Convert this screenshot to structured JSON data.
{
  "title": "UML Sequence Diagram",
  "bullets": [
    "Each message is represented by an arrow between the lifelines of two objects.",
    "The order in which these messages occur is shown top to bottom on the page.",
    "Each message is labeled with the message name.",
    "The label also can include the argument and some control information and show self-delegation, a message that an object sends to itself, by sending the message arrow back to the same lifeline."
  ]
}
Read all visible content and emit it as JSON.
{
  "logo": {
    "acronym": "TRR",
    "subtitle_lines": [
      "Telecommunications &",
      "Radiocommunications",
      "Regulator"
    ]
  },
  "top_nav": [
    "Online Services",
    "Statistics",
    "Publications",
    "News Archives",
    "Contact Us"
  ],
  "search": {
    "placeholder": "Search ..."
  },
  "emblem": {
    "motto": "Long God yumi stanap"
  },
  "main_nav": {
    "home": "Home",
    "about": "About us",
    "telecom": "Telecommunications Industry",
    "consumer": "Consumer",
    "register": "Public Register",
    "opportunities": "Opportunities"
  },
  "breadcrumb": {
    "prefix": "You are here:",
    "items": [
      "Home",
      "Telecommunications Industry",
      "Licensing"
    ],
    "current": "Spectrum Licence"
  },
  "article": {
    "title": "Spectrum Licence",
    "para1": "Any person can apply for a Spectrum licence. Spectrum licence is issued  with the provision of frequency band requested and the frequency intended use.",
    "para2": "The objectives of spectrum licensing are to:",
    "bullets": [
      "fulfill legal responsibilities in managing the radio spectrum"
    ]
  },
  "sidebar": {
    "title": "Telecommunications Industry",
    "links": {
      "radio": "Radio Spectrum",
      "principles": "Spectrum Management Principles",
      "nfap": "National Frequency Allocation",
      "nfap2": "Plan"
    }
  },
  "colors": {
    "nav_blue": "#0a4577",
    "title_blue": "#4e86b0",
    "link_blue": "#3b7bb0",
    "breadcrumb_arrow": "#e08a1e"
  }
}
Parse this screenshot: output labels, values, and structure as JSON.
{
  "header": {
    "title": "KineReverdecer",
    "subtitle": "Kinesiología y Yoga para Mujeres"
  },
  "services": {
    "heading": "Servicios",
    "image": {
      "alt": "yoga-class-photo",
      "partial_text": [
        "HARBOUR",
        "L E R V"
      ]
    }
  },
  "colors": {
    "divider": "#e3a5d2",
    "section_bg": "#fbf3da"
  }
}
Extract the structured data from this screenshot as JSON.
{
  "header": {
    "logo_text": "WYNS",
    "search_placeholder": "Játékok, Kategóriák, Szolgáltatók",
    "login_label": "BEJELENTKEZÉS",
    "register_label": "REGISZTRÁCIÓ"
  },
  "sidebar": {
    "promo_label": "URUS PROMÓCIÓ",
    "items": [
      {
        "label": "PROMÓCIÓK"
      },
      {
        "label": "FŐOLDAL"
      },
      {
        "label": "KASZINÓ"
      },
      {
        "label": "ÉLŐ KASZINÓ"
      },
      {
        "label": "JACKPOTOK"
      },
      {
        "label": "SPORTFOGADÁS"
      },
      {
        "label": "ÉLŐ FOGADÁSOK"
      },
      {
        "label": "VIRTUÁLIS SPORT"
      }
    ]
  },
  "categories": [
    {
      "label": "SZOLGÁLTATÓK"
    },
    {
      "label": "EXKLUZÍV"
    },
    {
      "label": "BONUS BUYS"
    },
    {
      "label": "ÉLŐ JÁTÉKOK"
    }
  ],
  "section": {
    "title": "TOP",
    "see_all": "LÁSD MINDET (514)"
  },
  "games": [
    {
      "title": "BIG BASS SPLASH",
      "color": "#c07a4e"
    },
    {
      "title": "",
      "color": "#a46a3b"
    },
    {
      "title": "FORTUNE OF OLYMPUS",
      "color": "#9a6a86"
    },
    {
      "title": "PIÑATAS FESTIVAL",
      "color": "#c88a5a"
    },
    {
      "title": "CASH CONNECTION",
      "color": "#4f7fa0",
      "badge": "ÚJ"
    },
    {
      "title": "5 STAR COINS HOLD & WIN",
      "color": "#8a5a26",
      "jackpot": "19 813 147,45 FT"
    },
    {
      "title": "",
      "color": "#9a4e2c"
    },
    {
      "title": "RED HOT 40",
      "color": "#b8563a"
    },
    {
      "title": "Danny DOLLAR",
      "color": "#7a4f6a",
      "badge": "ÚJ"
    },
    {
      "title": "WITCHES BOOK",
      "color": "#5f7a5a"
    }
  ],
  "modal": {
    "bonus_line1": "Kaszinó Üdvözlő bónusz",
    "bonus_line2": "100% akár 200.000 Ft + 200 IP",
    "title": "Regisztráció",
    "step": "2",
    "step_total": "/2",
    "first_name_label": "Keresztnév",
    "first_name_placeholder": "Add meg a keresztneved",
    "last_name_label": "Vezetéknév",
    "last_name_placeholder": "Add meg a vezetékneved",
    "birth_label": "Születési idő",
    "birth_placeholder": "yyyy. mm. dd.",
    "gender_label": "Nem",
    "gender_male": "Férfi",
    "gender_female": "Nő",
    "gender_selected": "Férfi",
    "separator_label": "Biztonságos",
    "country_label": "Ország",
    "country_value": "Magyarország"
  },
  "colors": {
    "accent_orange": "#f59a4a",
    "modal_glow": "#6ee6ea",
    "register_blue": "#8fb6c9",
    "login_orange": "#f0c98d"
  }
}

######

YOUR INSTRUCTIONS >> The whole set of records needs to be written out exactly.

TASK OUTPUT >>
Convert this screenshot to structured JSON data.
{
  "title": "UML Sequence Diagram",
  "bullets": [
    "Each message is represented by an arrow between the lifelines of two objects.",
    "The order in which these messages occur is shown top to bottom on the page.",
    "Each message is labeled with the message name.",
    "The label also can include the argument and some control information and show self-delegation, a message that an object sends to itself, by sending the message arrow back to the same lifeline."
  ]
}
Read all visible content and emit it as JSON.
{
  "logo": {
    "acronym": "TRR",
    "subtitle_lines": [
      "Telecommunications &",
      "Radiocommunications",
      "Regulator"
    ]
  },
  "top_nav": [
    "Online Services",
    "Statistics",
    "Publications",
    "News Archives",
    "Contact Us"
  ],
  "search": {
    "placeholder": "Search ..."
  },
  "emblem": {
    "motto": "Long God yumi stanap"
  },
  "main_nav": {
    "home": "Home",
    "about": "About us",
    "telecom": "Telecommunications Industry",
    "consumer": "Consumer",
    "register": "Public Register",
    "opportunities": "Opportunities"
  },
  "breadcrumb": {
    "prefix": "You are here:",
    "items": [
      "Home",
      "Telecommunications Industry",
      "Licensing"
    ],
    "current": "Spectrum Licence"
  },
  "article": {
    "title": "Spectrum Licence",
    "para1": "Any person can apply for a Spectrum licence. Spectrum licence is issued  with the provision of frequency band requested and the frequency intended use.",
    "para2": "The objectives of spectrum licensing are to:",
    "bullets": [
      "fulfill legal responsibilities in managing the radio spectrum"
    ]
  },
  "sidebar": {
    "title": "Telecommunications Industry",
    "links": {
      "radio": "Radio Spectrum",
      "principles": "Spectrum Management Principles",
      "nfap": "National Frequency Allocation",
      "nfap2": "Plan"
    }
  },
  "colors": {
    "nav_blue": "#0a4577",
    "title_blue": "#4e86b0",
    "link_blue": "#3b7bb0",
    "breadcrumb_arrow": "#e08a1e"
  }
}
Parse this screenshot: output labels, values, and structure as JSON.
{
  "header": {
    "title": "KineReverdecer",
    "subtitle": "Kinesiología y Yoga para Mujeres"
  },
  "services": {
    "heading": "Servicios",
    "image": {
      "alt": "yoga-class-photo",
      "partial_text": [
        "HARBOUR",
        "L E R V"
      ]
    }
  },
  "colors": {
    "divider": "#e3a5d2",
    "section_bg": "#fbf3da"
  }
}
Extract the structured data from this screenshot as JSON.
{
  "header": {
    "logo_text": "WYNS",
    "search_placeholder": "Játékok, Kategóriák, Szolgáltatók",
    "login_label": "BEJELENTKEZÉS",
    "register_label": "REGISZTRÁCIÓ"
  },
  "sidebar": {
    "promo_label": "URUS PROMÓCIÓ",
    "items": [
      {
        "label": "PROMÓCIÓK"
      },
      {
        "label": "FŐOLDAL"
      },
      {
        "label": "KASZINÓ"
      },
      {
        "label": "ÉLŐ KASZINÓ"
      },
      {
        "label": "JACKPOTOK"
      },
      {
        "label": "SPORTFOGADÁS"
      },
      {
        "label": "ÉLŐ FOGADÁSOK"
      },
      {
        "label": "VIRTUÁLIS SPORT"
      }
    ]
  },
  "categories": [
    {
      "label": "SZOLGÁLTATÓK"
    },
    {
      "label": "EXKLUZÍV"
    },
    {
      "label": "BONUS BUYS"
    },
    {
      "label": "ÉLŐ JÁTÉKOK"
    }
  ],
  "section": {
    "title": "TOP",
    "see_all": "LÁSD MINDET (514)"
  },
  "games": [
    {
      "title": "BIG BASS SPLASH",
      "color": "#c07a4e"
    },
    {
      "title": "",
      "color": "#a46a3b"
    },
    {
      "title": "FORTUNE OF OLYMPUS",
      "color": "#9a6a86"
    },
    {
      "title": "PIÑATAS FESTIVAL",
      "color": "#c88a5a"
    },
    {
      "title": "CASH CONNECTION",
      "color": "#4f7fa0",
      "badge": "ÚJ"
    },
    {
      "title": "5 STAR COINS HOLD & WIN",
      "color": "#8a5a26",
      "jackpot": "19 813 147,45 FT"
    },
    {
      "title": "",
      "color": "#9a4e2c"
    },
    {
      "title": "RED HOT 40",
      "color": "#b8563a"
    },
    {
      "title": "Danny DOLLAR",
      "color": "#7a4f6a",
      "badge": "ÚJ"
    },
    {
      "title": "WITCHES BOOK",
      "color": "#5f7a5a"
    }
  ],
  "modal": {
    "bonus_line1": "Kaszinó Üdvözlő bónusz",
    "bonus_line2": "100% akár 200.000 Ft + 200 IP",
    "title": "Regisztráció",
    "step": "2",
    "step_total": "/2",
    "first_name_label": "Keresztnév",
    "first_name_placeholder": "Add meg a keresztneved",
    "last_name_label": "Vezetéknév",
    "last_name_placeholder": "Add meg a vezetékneved",
    "birth_label": "Születési idő",
    "birth_placeholder": "yyyy. mm. dd.",
    "gender_label": "Nem",
    "gender_male": "Férfi",
    "gender_female": "Nő",
    "gender_selected": "Férfi",
    "separator_label": "Biztonságos",
    "country_label": "Ország",
    "country_value": "Magyarország"
  },
  "colors": {
    "accent_orange": "#f59a4a",
    "modal_glow": "#6ee6ea",
    "register_blue": "#8fb6c9",
    "login_orange": "#f0c98d"
  }
}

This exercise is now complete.